I am the 'D' in the D v Ireland case that has become the subject of so much comment in recent weeks.
Now I want to apologise to the hundreds of families who, over the next four years at least, will be devastated when their pregnant wife, daughter, mother or sister receives a diagnosis of fatal foetal abnormality. I have been told that if I had applied straight to the Irish High Court when I received that diagnosis 13 years ago, things might be different now. I stayed anonymous to grieve and recover, to be in good health for my other children.
The appalling vista this week of 104 politicians voting against medical intervention when a foetus is incompatible with survival haunts me.
Each TD who pressed that red button, declared they will not acknowledge the suffering and will force women to endure exponential tragedy by leaving Ireland for a termination for medical reasons.
The D v Ireland case was taken on the understanding that I would be guaranteed anonymity. I still wonder if I stood in front of the 12 judges in the Grand Chamber of the European Court of Human Rights and explained that there were no domestic remedies to be exhausted, would Ireland have had to legislate or call a referendum back in 2006, saving hundreds of affected families in the last nine years much pain. At the fourth stage hearing, the ECtHR heard testimony from several third-party legal and medical organisations in my favour. They also heard counsel's opinion on behalf of the Fianna Fáil government.
Four years earlier, in January 2002,I was pregnant with twins. During an amniocentesis, the obstetrician told me one was dead and the other was kicking like a horse. Three weeks later, she called me back to the hospital - by then I was over four months pregnant. As we sat at her desk, her words went over my head: "chromosomal abnormality, incompatible with survival". I stared at the file hoping there was a mix up. We agreed to have the tests couriered to the UK to be triple-checked. The doctor's face was tense as I searched for hope, some explanation, some assurance that this could be fixed. That there might be surgery. She shook her head and explained some organs were already missing. As I had grown big (which is common in Trisomy 18) and was very tired, I could not imagine another five months sustaining this sadness as a family. I became practical for a moment and asked where would they take me? Was there a special ward, where this baby - who would not survive - could be delivered and we could bury him in January rather than July. The doctor stared and said, "that is illegal in this jurisdiction". And that was the beginning of a long and, until recently, private, agony.
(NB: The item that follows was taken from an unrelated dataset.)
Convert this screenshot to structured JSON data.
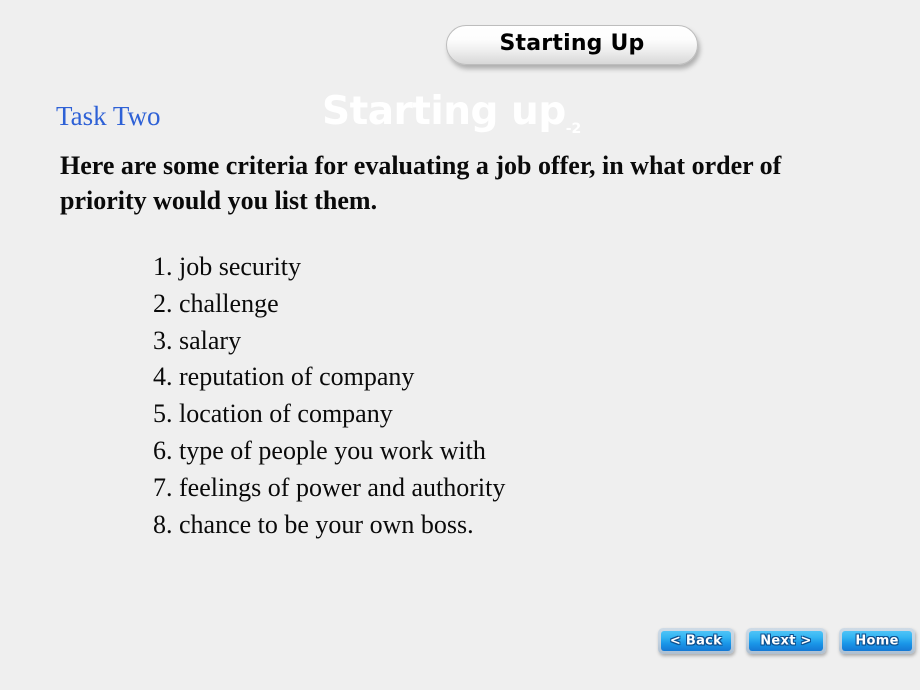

The agony was not the decision, but the secrecy, the stigma. The pathway to my delivery was ultimately a compassionate one, outside this jurisdiction, where we were treated with the utmost sympathy and I left hospital with a little white coffin and drove back to Ireland and buried our baby at a family funeral. So the unviable unborn can be respected and dignified - no amount of scaremongering will change that.
On Tuesday evening, the Taoiseach revelled in his largesse at providing Clare Daly TD with an opportunity to bring a private member's bill to introduce a clause for fatal foetal abnormality into the Protection of Life during Pregnancy Act 2013. But in fact it was an opportunity to triumphantly declare the untested unconstitutionality of the bill.
However, the bill, combined with the State's argument in D v Ireland, provides ample scope to adopt an amendment.
Dr Alan Brady (Trinity College Law Lecturer and Irish Council of Civil Liberties) in his submission to the Oireachtas in January 2013, referred to my case:
"The argument made by the Irish State was that, had she gone to the High Court, it was at least tenable that she would have successfully obtained a mandatory injunction requiring her to be permitted to have a (termination). Therefore, if that argument is being made by the Irish State and being accepted as a feasible argument by the European Court of Human Rights, if legislation is passed by these Houses providing for lethal foetal abnormality, then it is at least arguable that it is constitutional. We would say there is a strong argument that it is required under Article 3."
Even more compelling, Michael McNamara TD (Labour, Clare) has drafted his own amendment to address fatal foetal abnormality in the PLDP Act, based on my D v Ireland case.He quotes the government's argument to the ECtHR: "It was an open question as to whether Article 40.3.3 could have allowed a lawful abortion in Ireland in the applicant's circumstances."
With the Attorney General's advice to this Government shrouded in secrecy, we cannot review on what basis she re-interpreted this constitutional stance, a course only open to the Supreme Court.
I took the case so that no other woman in Ireland would go through the double tragedy. Other women and men have been braver and have spoken publicly about their different circumstances. We are all the more saddened by having to repeat our stories until something is done.
The country will not go into convulsions. Since 2002, when I first told my story, the awareness of this anomaly in medical intervention has brought about an 80-89pc support for an amendment.